Reply #712. Nov 19 10, 5:08 PM
I grew up in a small town near a good-sized city, and I was surrounded only by chicks and geese and ducks scurrying about. I love your farm and ranch talk!|
Reply #713. Nov 19 10, 5:46 PM
Now Morpheus, you know that only billygoats stink and that is mostly seasonal. The Boar goatsc were different because they bred anytime of the year. And yes, nothing stinks worse than a billygoat.|
Reply #714. Nov 19 10, 7:18 PM
|OK, I'll admit that it isn't the smell that kept me from raising goats. It's more economics and personal preference that decides it. Animals and agriculture that's where its at, if you don't mind working for a living.|
Reply #715. Nov 20 10, 9:07 AM
I don't know anything about goats, but I'm entertained by what I'm reading-and perhaps learning something, too (it's hard to tell)|
Mom said that when she was younger, she'd go across the street and help milk the cows (or, uh, something like that!)
I've passed chicken farms, and to me that's one of the most disgusting smells (the only ones worse are mushroom manure and skunk!)
Reply #716. Nov 20 10, 1:18 PM
Gosh, I have never smelled mushroom manure.|
Reply #717. Nov 20 10, 2:09 PM
I too am interested in the nature of this "mushroom manure";-)|
Reply #718. Nov 20 10, 4:51 PM

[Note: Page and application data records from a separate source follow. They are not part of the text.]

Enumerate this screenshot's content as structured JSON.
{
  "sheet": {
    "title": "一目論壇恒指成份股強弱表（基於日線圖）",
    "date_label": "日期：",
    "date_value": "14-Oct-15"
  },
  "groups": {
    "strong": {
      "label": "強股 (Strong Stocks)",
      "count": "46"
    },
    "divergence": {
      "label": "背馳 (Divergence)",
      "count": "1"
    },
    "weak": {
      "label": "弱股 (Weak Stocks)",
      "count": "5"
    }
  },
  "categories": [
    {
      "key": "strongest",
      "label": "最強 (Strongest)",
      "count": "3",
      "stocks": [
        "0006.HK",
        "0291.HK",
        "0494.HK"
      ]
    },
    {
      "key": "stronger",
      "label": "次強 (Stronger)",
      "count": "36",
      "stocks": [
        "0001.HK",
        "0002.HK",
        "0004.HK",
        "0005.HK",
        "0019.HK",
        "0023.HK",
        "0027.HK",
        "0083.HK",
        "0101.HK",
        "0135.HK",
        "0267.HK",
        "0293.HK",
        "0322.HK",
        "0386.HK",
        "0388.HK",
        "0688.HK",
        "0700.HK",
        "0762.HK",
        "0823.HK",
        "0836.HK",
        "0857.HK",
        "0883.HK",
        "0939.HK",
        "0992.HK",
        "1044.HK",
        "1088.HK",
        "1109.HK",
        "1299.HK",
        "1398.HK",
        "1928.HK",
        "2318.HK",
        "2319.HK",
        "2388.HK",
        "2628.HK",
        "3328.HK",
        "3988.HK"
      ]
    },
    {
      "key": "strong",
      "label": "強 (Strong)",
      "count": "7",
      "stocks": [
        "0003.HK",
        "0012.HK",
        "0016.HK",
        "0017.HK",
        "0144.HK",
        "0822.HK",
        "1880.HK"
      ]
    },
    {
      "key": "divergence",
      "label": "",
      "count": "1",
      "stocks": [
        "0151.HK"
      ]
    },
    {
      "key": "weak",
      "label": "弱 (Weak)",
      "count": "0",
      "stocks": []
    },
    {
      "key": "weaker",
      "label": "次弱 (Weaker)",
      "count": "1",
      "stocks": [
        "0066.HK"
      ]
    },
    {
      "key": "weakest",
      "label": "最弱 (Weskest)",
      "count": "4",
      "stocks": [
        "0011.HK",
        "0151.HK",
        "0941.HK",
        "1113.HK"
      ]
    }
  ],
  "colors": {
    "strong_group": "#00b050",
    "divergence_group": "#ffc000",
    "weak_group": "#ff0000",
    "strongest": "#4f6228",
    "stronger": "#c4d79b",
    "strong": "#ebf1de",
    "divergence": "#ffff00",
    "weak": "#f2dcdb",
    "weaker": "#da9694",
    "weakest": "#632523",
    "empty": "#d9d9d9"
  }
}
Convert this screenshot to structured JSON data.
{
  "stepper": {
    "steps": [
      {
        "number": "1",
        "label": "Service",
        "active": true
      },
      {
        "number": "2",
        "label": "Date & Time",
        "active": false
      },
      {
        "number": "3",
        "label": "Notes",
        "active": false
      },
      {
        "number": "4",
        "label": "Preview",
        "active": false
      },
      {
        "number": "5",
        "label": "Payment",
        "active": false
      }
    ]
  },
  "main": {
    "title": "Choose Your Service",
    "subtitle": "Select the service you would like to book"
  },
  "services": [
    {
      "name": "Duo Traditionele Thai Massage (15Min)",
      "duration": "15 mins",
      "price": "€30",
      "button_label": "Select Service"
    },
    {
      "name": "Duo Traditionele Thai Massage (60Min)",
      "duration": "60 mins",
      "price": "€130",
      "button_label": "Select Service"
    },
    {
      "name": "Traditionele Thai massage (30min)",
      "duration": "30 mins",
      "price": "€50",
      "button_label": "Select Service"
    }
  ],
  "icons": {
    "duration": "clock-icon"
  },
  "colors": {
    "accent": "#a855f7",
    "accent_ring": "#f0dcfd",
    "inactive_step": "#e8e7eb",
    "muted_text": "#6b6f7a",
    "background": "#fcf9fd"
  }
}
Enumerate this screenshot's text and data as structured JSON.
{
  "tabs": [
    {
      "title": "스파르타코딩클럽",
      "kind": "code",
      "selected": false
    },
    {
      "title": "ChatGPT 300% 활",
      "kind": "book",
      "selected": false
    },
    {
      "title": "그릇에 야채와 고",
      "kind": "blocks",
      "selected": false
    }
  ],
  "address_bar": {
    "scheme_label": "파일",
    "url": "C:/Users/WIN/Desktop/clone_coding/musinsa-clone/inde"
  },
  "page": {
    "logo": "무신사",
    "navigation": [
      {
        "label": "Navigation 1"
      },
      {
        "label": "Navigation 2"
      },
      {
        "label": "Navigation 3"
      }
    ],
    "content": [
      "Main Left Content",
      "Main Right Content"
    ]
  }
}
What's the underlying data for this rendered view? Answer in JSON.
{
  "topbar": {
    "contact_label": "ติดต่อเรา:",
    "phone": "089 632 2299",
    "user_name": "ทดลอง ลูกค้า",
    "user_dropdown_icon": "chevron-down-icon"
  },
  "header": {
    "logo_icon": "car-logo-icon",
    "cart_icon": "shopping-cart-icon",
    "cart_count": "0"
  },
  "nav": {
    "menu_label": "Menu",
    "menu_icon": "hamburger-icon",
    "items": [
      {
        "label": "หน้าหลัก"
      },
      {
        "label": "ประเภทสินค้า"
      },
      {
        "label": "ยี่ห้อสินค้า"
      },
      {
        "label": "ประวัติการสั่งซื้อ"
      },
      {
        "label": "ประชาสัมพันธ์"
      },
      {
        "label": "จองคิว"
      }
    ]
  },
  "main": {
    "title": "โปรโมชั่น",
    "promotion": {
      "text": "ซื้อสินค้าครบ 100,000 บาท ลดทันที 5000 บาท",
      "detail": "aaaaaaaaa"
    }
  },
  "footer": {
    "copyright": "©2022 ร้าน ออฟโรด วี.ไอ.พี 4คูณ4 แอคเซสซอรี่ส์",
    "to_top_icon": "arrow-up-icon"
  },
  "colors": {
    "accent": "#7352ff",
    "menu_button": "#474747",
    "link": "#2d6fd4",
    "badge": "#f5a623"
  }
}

From what I understand, it's a fertilizer used primarily in PA (found the following three links):|
1 “Those of us who garden in Pennsylvania are lucky to have a ready supply of "mushroom manure"! This product begins with the horse manure that is cleaned
out of stalls at horse farms or racetracks. It is then trucked to the mushroom mine where it is further processed by adding straw and chipped corn cobs,
among other things. After being spread in the mushroom beds it is steam pasteurized. Following one crop of mushrooms it is removed from the mine and
stockpiled. It is then transported to landscape supply yards for delivery to garden centers.”
2 “a by-product of the mushroom industry called mushroom soil, mushroom manure or spent mushroom substrate.
It's an excellent mulch for flower beds, and a great replacement for straw mulch on newly seeded or spot-seeded lawns. “
3 “Block quote start
is a totally
mixture of wheat straw, peat
and chicken litter. This combination of ingredients is used in commercial
farms to grow mushrooms. These materials are composted for many weeks and then placed into a huge room where it is completely sterilized and then the
growing cycle begins. Strangely enough, mushrooms will only grow in this mixture for a very short time, usually 18 to 20 days. At this time the
has to be removed and a brand new batch will already have been prepared for the next crop.
Block quote end”
Reply #719. Nov 20 10, 8:35 PM
Oooh Lord. Yes, cows are wonderful and all that. Nonsense! I learned to hate cows at an early age. They remind me of people! Working with those damn cows in a dairy -- ugh. To this day I hate milk! But I must admit I still like eating them. |
Horses, on the other hand, I still don't understand. But it's a good misunderstanding.
Reply #720. Nov 20 10, 9:35 PM
Legal / Conditions of Use